===== MATERIAL TO PROCESS =====

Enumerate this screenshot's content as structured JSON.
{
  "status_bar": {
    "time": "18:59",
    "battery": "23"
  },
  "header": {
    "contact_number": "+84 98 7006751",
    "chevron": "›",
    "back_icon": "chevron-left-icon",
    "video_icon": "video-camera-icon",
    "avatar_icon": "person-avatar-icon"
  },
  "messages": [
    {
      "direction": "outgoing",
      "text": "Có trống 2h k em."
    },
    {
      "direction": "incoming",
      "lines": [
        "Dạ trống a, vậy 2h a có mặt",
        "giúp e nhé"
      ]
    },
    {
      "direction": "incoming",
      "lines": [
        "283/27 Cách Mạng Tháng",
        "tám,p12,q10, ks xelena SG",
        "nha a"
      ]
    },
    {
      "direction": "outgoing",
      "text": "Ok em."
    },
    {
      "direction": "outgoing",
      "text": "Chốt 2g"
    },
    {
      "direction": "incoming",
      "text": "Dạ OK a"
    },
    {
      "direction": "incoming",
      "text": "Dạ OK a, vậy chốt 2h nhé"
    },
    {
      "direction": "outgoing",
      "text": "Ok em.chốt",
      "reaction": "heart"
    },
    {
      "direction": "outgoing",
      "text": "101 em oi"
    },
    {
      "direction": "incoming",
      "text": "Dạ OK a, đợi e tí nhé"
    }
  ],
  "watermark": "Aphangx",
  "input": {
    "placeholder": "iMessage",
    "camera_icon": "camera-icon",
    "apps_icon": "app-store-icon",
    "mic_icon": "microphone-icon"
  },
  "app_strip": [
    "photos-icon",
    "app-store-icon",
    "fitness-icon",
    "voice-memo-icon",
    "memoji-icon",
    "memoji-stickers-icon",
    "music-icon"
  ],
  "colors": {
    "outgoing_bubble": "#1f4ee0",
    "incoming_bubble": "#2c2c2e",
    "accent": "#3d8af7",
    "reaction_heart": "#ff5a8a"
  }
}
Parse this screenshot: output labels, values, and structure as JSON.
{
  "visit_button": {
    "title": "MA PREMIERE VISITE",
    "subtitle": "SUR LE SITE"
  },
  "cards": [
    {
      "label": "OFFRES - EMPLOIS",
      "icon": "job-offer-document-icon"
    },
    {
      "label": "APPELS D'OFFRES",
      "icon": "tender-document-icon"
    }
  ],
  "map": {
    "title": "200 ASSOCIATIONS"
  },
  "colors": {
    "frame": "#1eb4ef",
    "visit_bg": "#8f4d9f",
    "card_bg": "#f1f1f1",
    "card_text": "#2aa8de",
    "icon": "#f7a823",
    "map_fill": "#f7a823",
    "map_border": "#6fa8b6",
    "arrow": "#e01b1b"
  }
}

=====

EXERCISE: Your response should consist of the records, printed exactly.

FINISHED TASK:
Enumerate this screenshot's content as structured JSON.
{
  "status_bar": {
    "time": "18:59",
    "battery": "23"
  },
  "header": {
    "contact_number": "+84 98 7006751",
    "chevron": "›",
    "back_icon": "chevron-left-icon",
    "video_icon": "video-camera-icon",
    "avatar_icon": "person-avatar-icon"
  },
  "messages": [
    {
      "direction": "outgoing",
      "text": "Có trống 2h k em."
    },
    {
      "direction": "incoming",
      "lines": [
        "Dạ trống a, vậy 2h a có mặt",
        "giúp e nhé"
      ]
    },
    {
      "direction": "incoming",
      "lines": [
        "283/27 Cách Mạng Tháng",
        "tám,p12,q10, ks xelena SG",
        "nha a"
      ]
    },
    {
      "direction": "outgoing",
      "text": "Ok em."
    },
    {
      "direction": "outgoing",
      "text": "Chốt 2g"
    },
    {
      "direction": "incoming",
      "text": "Dạ OK a"
    },
    {
      "direction": "incoming",
      "text": "Dạ OK a, vậy chốt 2h nhé"
    },
    {
      "direction": "outgoing",
      "text": "Ok em.chốt",
      "reaction": "heart"
    },
    {
      "direction": "outgoing",
      "text": "101 em oi"
    },
    {
      "direction": "incoming",
      "text": "Dạ OK a, đợi e tí nhé"
    }
  ],
  "watermark": "Aphangx",
  "input": {
    "placeholder": "iMessage",
    "camera_icon": "camera-icon",
    "apps_icon": "app-store-icon",
    "mic_icon": "microphone-icon"
  },
  "app_strip": [
    "photos-icon",
    "app-store-icon",
    "fitness-icon",
    "voice-memo-icon",
    "memoji-icon",
    "memoji-stickers-icon",
    "music-icon"
  ],
  "colors": {
    "outgoing_bubble": "#1f4ee0",
    "incoming_bubble": "#2c2c2e",
    "accent": "#3d8af7",
    "reaction_heart": "#ff5a8a"
  }
}
Parse this screenshot: output labels, values, and structure as JSON.
{
  "visit_button": {
    "title": "MA PREMIERE VISITE",
    "subtitle": "SUR LE SITE"
  },
  "cards": [
    {
      "label": "OFFRES - EMPLOIS",
      "icon": "job-offer-document-icon"
    },
    {
      "label": "APPELS D'OFFRES",
      "icon": "tender-document-icon"
    }
  ],
  "map": {
    "title": "200 ASSOCIATIONS"
  },
  "colors": {
    "frame": "#1eb4ef",
    "visit_bg": "#8f4d9f",
    "card_bg": "#f1f1f1",
    "card_text": "#2aa8de",
    "icon": "#f7a823",
    "map_fill": "#f7a823",
    "map_border": "#6fa8b6",
    "arrow": "#e01b1b"
  }
}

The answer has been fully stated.